Reading Comprehension 09 - Figures of Speech 1
This Upper Primary English quiz is all about figures of speech, in particular similes, euphemisms and paradoxes.
“Float like a butterfly, sting like a bee.” Can you recall this famous quote? It is credited to Muhammad Ali, the well know heavyweight boxer of the 1960-80 period. He was talking about his skills in the ring. He could dance around the opponent to ward of his blows, just like a butterfly. His own punches hit the opponent and hurt him, just as a bee’s sting would. This quote is an example of a simile.
Similes make use of the words ‘as’ and ‘like’ to compare two disparate things with a common feature between them. A simile is an example of a figure of speech. A figure of speech may be defined in many ways and one of them is the use of words in an innovative manner.
Euphemisms are another example of a figure of speech and are the use of alternate words to replace words which may sound rude, offensive or inappropriate in a particular context. Here are some examples:

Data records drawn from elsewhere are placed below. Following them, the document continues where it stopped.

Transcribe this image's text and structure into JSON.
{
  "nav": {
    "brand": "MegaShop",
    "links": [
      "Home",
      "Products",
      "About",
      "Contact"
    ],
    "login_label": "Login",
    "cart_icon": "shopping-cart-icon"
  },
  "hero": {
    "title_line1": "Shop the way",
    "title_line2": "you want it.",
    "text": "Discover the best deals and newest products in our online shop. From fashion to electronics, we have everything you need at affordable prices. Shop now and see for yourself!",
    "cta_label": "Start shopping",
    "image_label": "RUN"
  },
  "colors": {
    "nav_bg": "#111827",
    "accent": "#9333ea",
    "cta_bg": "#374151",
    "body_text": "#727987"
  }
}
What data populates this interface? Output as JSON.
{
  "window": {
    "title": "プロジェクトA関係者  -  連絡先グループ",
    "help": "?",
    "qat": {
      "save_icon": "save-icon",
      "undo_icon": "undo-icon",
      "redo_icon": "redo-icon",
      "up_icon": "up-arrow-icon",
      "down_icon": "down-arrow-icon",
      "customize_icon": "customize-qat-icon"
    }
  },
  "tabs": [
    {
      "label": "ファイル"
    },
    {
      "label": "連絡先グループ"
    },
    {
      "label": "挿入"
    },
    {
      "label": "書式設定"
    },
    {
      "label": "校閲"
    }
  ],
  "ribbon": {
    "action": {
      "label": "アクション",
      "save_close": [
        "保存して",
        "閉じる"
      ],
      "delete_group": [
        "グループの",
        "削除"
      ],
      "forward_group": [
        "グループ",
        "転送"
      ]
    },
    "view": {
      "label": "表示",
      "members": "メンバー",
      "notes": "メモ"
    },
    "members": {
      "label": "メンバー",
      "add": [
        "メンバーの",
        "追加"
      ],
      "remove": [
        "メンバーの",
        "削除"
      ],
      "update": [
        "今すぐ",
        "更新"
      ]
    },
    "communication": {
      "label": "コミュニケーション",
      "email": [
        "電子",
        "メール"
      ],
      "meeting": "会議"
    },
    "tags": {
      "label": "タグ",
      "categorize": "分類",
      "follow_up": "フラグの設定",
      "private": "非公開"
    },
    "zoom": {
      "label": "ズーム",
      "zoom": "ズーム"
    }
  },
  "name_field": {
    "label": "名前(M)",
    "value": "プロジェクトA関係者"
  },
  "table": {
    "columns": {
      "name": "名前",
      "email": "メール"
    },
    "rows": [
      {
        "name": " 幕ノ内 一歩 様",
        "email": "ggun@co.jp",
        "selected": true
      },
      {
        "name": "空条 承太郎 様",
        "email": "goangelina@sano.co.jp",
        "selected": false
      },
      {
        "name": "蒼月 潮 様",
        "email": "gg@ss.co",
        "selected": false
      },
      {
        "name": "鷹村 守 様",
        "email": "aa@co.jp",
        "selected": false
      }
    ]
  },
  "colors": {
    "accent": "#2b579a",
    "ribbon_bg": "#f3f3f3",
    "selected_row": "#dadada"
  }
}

‘He has kicked the bucket,’ or ‘He has passed away.’ Both of these phrases mean the same thing, which is ‘he has died.’
‘He has lost his marbles,’ is another euphemism which means ‘he is mad.’
Paradoxes are another example of a figure of speech. A paradox presents contradictory ideas in an interesting and engaging manner that immediately attracts the reader or a listener. For example:
‘Don't go near the water until you've learned to swim.’ This is a paradoxical statement. If you don’t get into the water you cannot learn to swim! One of the best examples of a paradox is Oscar Wilde’s use of the phrase - ‘I can resist anything but temptation.’
Similes, euphemisms and paradoxes are literary devices used to present ideas in an interesting and innovative manner. There are various other figures of speech such as hyperbole, metaphor, proverb, irony, personification and idiom and these will be explained in the subsequent quizzes.